#### Required action
Go through the data and copy each line where the word "icon" shows up.
(Information given)
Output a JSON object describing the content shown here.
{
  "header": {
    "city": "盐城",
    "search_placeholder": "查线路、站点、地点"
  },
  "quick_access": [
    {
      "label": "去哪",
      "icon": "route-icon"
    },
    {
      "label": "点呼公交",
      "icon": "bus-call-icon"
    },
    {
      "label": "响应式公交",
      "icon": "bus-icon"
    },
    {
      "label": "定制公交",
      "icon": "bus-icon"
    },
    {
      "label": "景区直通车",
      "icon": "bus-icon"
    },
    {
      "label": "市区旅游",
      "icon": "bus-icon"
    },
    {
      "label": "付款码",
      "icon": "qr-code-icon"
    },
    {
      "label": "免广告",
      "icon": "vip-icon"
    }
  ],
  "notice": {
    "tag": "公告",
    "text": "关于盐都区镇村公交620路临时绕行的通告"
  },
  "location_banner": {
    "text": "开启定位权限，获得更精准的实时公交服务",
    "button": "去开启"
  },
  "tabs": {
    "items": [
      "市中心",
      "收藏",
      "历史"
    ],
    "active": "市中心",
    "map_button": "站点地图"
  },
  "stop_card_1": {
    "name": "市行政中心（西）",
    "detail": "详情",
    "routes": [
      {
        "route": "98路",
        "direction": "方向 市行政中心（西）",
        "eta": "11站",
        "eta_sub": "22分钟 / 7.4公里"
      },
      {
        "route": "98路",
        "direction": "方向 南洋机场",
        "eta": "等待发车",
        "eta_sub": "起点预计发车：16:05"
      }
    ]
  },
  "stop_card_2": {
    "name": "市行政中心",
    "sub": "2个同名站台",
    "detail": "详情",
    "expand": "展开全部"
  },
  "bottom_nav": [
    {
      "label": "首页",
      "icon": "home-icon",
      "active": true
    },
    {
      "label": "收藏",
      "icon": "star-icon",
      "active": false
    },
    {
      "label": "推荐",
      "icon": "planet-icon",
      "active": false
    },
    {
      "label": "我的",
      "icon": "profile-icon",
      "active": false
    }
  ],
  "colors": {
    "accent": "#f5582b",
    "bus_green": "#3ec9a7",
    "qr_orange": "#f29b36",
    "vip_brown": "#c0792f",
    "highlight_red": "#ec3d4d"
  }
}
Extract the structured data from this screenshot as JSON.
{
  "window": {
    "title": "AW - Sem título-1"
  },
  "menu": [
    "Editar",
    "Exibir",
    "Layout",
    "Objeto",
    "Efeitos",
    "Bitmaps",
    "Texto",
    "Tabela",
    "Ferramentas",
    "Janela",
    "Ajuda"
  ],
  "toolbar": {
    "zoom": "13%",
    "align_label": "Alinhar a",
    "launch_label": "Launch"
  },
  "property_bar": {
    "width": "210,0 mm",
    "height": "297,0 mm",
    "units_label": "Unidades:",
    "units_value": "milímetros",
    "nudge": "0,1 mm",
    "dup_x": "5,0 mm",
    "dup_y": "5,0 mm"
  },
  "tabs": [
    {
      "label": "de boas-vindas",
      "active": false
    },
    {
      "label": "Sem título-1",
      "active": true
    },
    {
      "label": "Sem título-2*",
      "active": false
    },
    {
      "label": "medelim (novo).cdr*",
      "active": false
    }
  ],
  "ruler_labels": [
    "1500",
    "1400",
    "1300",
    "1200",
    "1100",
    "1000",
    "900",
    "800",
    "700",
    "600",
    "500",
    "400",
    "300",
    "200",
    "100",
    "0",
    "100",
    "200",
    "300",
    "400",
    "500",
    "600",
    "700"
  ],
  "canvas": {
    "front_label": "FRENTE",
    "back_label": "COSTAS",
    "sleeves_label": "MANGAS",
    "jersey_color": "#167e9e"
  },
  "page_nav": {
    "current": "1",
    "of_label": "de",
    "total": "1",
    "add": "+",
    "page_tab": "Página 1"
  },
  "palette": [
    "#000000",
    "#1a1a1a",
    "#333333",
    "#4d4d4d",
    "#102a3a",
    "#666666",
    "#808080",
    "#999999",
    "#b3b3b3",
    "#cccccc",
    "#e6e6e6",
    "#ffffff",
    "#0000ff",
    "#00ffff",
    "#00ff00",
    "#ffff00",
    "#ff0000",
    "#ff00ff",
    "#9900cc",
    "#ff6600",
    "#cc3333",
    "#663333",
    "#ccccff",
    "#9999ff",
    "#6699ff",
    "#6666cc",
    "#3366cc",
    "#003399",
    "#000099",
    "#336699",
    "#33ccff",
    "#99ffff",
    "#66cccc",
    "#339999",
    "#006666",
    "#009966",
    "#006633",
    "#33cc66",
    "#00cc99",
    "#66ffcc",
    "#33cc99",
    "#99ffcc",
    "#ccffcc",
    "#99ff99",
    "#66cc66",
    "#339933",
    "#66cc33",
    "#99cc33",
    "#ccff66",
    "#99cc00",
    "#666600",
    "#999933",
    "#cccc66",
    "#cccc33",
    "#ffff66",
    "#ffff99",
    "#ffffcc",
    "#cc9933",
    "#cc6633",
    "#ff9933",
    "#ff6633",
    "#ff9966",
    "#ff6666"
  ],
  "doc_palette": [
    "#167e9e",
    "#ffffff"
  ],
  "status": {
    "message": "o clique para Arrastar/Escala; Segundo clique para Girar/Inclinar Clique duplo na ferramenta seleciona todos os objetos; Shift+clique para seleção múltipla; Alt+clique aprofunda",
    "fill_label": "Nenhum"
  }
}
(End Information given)
#### Task solution
      "icon": "route-icon"
      "icon": "bus-call-icon"
      "icon": "bus-icon"
      "icon": "bus-icon"
      "icon": "bus-icon"
      "icon": "bus-icon"
      "icon": "qr-code-icon"
      "icon": "vip-icon"
      "icon": "home-icon",
      "icon": "star-icon",
      "icon": "planet-icon",
      "icon": "profile-icon",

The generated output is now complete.